David Letterman ridiculed the result as a “petting zoo” for tourists — but owners of theaters, stores and restaurants held their tongues before the media. Fearful of retribution from Mayor Bloomberg’s agency commissars, they would only privately fume over the Department of Transportation’s destructive tampering with the urban fabric.
But the pain’s grown too strong. Now, in guarded but passionate terms, Broadway entrepreneurs talk of lost business they may never be able to recoup.
The Broadway pedestrian and bike lanes from West 47th Street to Columbus Circle are irrefutable evidence of the DOT’s failure to respect a basic fact of city life: People want to be on the sidewalk near stores, restaurants and building entrances — not in the middle of the road.
While the DOT’s Times Square “plazas” are popular with burger-chomping tourists, the Broadway lanes to the north — as wide as 20 feet at some points — are universally shunned.
In a 15-minute stroll from end to end of the strip yesterday, when Midtown teemed with office workers and sightseers, I counted a mere seven bikers and five walkers using the lanes.
The resulting estrangement of the east-blockfront sidewalk from the rest of Broadway has been catastrophic both for mom-and-pop stores and for some of the city’s most famous institutions. None would quantify the impact in terms of dollars, but their thrust was clear.
Broadway Association chief Cristyne Nicholas — whose organization promotes the interests of many area businesses as well as theater owners — states, “Our members have complained that it’s confusing and has a negative impact on their business.
“It has been a deterrent to both pedestrian and vehicular traffic because the lane makes it look isolated.”
Caroline Hirsch, owner of legendary Caroline’s comedy club at Broadway and 49th Street, says, “It’s changed every rhythm on that street. My weekend business is totally off because of it.”
She notes that “Broadway, this fabulous street, now has trees in the middle of it. It’s impossible to navigate” — a fact that makes New York City’s single most iconic thoroughfare forbidding to strollers as well as to drivers, who now prefer not to come to the area at all. (Cars can park in mid-Broadway bays — if drivers can figure out how).
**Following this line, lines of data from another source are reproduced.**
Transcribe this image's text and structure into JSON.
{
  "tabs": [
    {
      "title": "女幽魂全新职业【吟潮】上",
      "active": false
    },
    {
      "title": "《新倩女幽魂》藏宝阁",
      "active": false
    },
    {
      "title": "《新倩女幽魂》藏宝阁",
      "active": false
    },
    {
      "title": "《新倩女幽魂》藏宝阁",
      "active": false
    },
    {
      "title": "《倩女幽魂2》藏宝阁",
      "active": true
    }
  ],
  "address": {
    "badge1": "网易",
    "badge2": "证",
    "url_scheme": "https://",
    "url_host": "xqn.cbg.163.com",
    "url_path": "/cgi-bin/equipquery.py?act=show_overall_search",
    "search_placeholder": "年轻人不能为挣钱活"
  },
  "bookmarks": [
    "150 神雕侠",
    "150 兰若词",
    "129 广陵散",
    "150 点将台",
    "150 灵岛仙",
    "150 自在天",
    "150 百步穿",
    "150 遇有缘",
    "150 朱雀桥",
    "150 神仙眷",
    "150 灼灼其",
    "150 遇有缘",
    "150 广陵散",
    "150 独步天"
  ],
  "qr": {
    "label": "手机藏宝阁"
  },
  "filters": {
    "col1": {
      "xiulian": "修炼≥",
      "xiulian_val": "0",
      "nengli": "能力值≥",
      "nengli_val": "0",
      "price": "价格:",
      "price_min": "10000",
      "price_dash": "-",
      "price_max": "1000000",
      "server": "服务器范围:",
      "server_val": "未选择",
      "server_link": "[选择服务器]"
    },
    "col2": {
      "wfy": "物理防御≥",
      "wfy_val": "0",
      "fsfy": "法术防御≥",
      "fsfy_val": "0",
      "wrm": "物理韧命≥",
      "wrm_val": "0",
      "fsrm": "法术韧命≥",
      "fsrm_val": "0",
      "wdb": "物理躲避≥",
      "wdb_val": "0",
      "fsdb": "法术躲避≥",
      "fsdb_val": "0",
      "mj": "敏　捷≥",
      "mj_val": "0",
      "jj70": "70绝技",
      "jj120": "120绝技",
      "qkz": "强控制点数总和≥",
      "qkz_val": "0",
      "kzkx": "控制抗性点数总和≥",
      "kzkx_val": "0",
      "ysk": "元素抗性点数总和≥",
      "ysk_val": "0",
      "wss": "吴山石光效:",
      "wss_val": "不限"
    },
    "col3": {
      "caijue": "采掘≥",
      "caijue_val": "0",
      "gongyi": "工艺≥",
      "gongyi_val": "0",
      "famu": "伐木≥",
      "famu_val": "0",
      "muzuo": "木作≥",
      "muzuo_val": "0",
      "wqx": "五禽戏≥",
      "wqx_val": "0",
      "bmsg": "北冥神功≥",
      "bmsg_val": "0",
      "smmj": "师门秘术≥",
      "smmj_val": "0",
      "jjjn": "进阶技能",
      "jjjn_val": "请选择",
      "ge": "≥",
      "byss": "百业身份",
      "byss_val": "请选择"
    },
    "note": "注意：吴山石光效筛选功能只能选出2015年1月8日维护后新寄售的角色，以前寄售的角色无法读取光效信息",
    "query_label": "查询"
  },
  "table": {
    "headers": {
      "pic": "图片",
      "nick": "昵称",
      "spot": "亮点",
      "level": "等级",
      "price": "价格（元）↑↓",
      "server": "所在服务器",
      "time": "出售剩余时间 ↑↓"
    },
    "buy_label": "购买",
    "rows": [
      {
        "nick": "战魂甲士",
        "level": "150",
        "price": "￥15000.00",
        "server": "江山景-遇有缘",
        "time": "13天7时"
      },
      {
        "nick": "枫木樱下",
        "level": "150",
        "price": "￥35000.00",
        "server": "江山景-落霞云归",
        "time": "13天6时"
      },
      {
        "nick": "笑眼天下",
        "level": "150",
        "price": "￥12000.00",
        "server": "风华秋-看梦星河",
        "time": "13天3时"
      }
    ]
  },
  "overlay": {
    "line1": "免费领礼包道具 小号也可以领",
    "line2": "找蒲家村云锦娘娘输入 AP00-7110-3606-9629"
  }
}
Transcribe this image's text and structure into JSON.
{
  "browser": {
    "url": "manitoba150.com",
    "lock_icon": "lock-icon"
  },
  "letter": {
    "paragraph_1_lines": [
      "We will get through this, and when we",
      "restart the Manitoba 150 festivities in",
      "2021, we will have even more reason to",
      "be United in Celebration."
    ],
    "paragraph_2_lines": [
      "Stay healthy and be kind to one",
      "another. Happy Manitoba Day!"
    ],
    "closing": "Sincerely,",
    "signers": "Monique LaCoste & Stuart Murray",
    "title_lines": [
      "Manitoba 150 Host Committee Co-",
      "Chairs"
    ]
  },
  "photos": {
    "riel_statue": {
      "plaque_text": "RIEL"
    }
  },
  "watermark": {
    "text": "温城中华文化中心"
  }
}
Stephen Hanson is the president of B.R. Guest, the restaurant company that owns Ruby Foo’s at Broadway at 49th Street. He says, “It’s hurt our business there tremendously. There’s no walk-by traffic we used to have at night, because everybody’s in a mad dash to get to the central arcade area.”
Hanson says his Blue Fin at 47th Street has benefited from the Times Square plazas — but that their popularity, combined with the inhospitability of the bike/pedestrian lane to the north, sucked the energy out of Broadway above 47th Street — “anything for 10 blocks up is getting a vacuum effect,” he said.
Managers of Serafina and Brasserie Cognac near 55th Street who didn’t wish to be named similarly said the lanes have reduced the number of customers. One noted that the city is so enamored of the little-used lanes that clean-up crews arrive at 1 a.m. to hose down the green-painted pedestrian lane for no good reason.
At first glance, the DOT’s decision to turn much of 12 once-vibrant blocks into a wasteland seems mere stupidity. In fact, it served a purpose — namely, thinning Broadway’s four lanes of vehicular traffic to two (and to one in certain spots).
DOT Commissioner Janette Sadik-Khan — who’s finally taking flak for her destructive measures in all five boroughs — hates Broadway for slicing through the street grid at an angle and generating what she regards as intolerable congestion.
But what’s indefensible is the ruination of Broadway’s heart. Sadik-Khan has little taste for the street energy that helped make New York the world’s most dynamic (and economically potent) city; her priorities lie in the cyclist-heaven Copenhagen of her urban-phobic imagination.
Bloomberg, no cyclist himself, humors her because her schemes coincide with his own anti-congestion agenda. The cost to everyone else has yet to be tallied. But he might, for starters, listen to what Broadway’s merchants have to say.